Hello World in Lua

Hello World in Lua Featured Image

Welcome back to yet another issue of the Hello World in Every Language. It’s been awhile since I’ve written one of these articles myself, so bear with me! Today, we’re covering Hello World in Lua, a scripting language from 1993.

Table of Contents

Lua Background

As usual, I’m not super familiar with the language we’re working with today, so let’s consult WikipediaOpens in a new tab..

Like many of the languages we’ve touched on already, Lua is a scripting language. Unlike many of the scripting languages we’ve covered, Lua is extremely lightweight, so it shines in embedded applications.

Perhaps the oddest featured of Lua is the fact that it’s compiled, but this is not readily apparent to the user. That’s because the compilation occurs at run-time where the bytecode is then interpreted. However, it’s possible to precompile Lua to save a few CPU cycles during runtime.

Because Lua is built for embedded applications, it has its own C API which can be used to write Lua code in C. Personally, I don’t find the API to be that user-friendly, but it does eliminate the need for reference management, so I can’t really complain.

Due to its lightweight and embedded nature, Lua has also found a home in the gaming community. How have I never used it?

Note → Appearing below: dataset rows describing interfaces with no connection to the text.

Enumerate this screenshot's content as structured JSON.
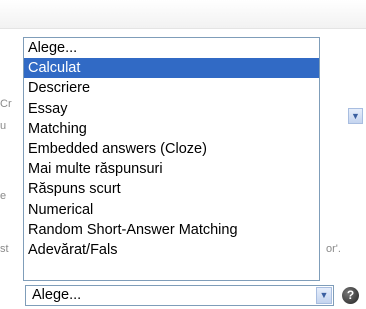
{
  "background": {
    "fragments": [
      {
        "name": "bg-text-cr",
        "text": "Cr"
      },
      {
        "name": "bg-text-u",
        "text": "u"
      },
      {
        "name": "bg-text-e",
        "text": "e"
      },
      {
        "name": "bg-text-st",
        "text": "st"
      },
      {
        "name": "bg-text-or",
        "text": "or'."
      }
    ]
  },
  "question_type_list": {
    "options": [
      "Alege...",
      "Calculat",
      "Descriere",
      "Essay",
      "Matching",
      "Embedded answers (Cloze)",
      "Mai multe răspunsuri",
      "Răspuns scurt",
      "Numerical",
      "Random Short-Answer Matching",
      "Adevărat/Fals"
    ],
    "highlighted": "Calculat"
  },
  "question_type_select": {
    "value": "Alege...",
    "arrow_icon": "chevron-down-icon"
  },
  "help": {
    "icon": "help-icon",
    "symbol": "?"
  },
  "colors": {
    "selection": "#316ac5",
    "border": "#7f9db9"
  }
}
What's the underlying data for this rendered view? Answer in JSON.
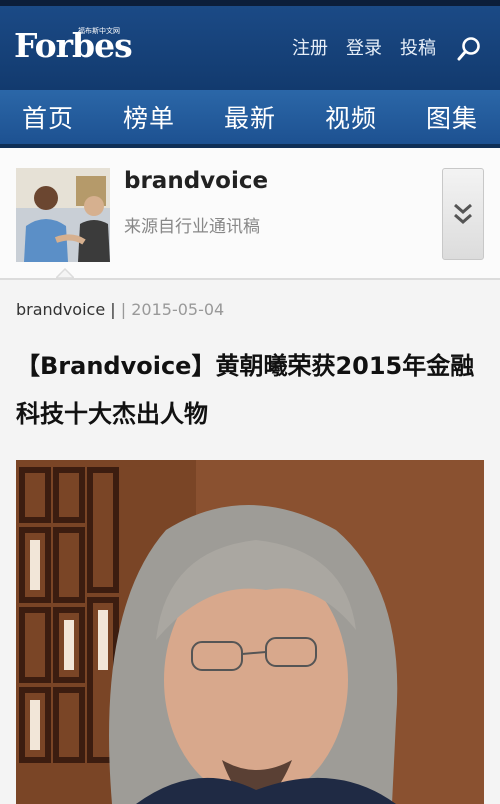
{
  "header": {
    "logo": "Forbes",
    "logo_sub": "福布斯中文网",
    "links": [
      "注册",
      "登录",
      "投稿"
    ]
  },
  "nav": {
    "items": [
      "首页",
      "榜单",
      "最新",
      "视频",
      "图集"
    ]
  },
  "author": {
    "name": "brandvoice",
    "description": "来源自行业通讯稿"
  },
  "article": {
    "byline": "brandvoice |",
    "separator": "|",
    "date": "2015-05-04",
    "title": "【Brandvoice】黄朝曦荣获2015年金融科技十大杰出人物"
  },
  "colors": {
    "header_bg": "#1b4a86",
    "nav_bg": "#2b67a8"
  }
}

Hello World in Lua

At any rate, let’s get down to business:

print("Hello, World!")

As we’ll quickly notice, Hello World in Lua is not that exciting. In fact, there are only a handful of languages with this boring of an implementation. For instance, both Ruby and Python can perform Hello World in a similar fashion. As a result, there’s not a ton of explaining that needs to be done.

Essentially, Lua has a native printing function which can be used to write a string to stdout. In this case, it’s called print, but the developers could have just as easily called it put, write, println, or puts. If you know of any other fun print function names, let me know in the comments.

As usual, we pass a string to the print function, and the function handles the rest.

How to Run the Solution

Well, perhaps running the script will be more interesting. Fortunately for us, there’s an online REPL for LuaOpens in a new tab., so we don’t have to worry about downloading anything. Once inside, drop the code snippet from above into the editor and hit run. That’s it!

Alternatively, we could download a copy of LuaOpens in a new tab., and run the solution locally. Even better, we could build a Docker image, so we don’t clutter our machine with dependencies. If you want to help with the Docker initiative, head on over to the Sample Programs repositoryOpens in a new tab. and fork it. We appreciate the help!

Sample Programs in Every Language

As usual, thanks for sticking around to support the series. I appreciate it!

If there’s anyone you know who might like this series, make sure you share it with them. And if you want to help the series grow, why not head over to the Sample Programs repositoryOpens in a new tab. and make an addition.

At any rate, until next time!

Sample Programs in Every Language (44 Articles)—Series Navigation

For 100 Days of Code, I’ve decided to implement a few sample programs in as many languages as possible. Each implementation details a brief history of the language and a description of the code.

The plan for the series is to explore the major general-purpose language like Java, Python, C, C++, and C#. From there, we’ll take a look at some sample programs in web development languages like Ruby, PHP, and JavaScript. As we continue, we’ll cover proprietary languages like Swift and Objective-C. Eventually, we’ll start to tackle less popular languages like Rust, x86, and Verilog. Finally, we’ll play around with some of the esoteric languages like Brainf*ck and LOLCODE.

Who knows? Maybe the Sample Programs in Every Language series will become so popular it’ll never end. To help this series grow, consider sharing it on social media with your friends. Or, if you have a language you want to see, drop your suggestion in the comments.

Jeremy Grifski

Jeremy grew up in a small town where he enjoyed playing soccer and video games, practicing taekwondo, and trading Pokémon cards. Once out of the nest, he pursued a Bachelors in Computer Engineering with a minor in Game Design. After college, he spent about two years writing software for a major engineering company. Then, he earned a master's in Computer Science and Engineering. Today, he pursues a PhD in Engineering Education in order to ultimately land a teaching gig. In his spare time, Jeremy enjoys spending time with his wife, playing Overwatch and Phantasy Star Online 2, practicing trombone, watching Penguins hockey, and traveling the world.

Recent Posts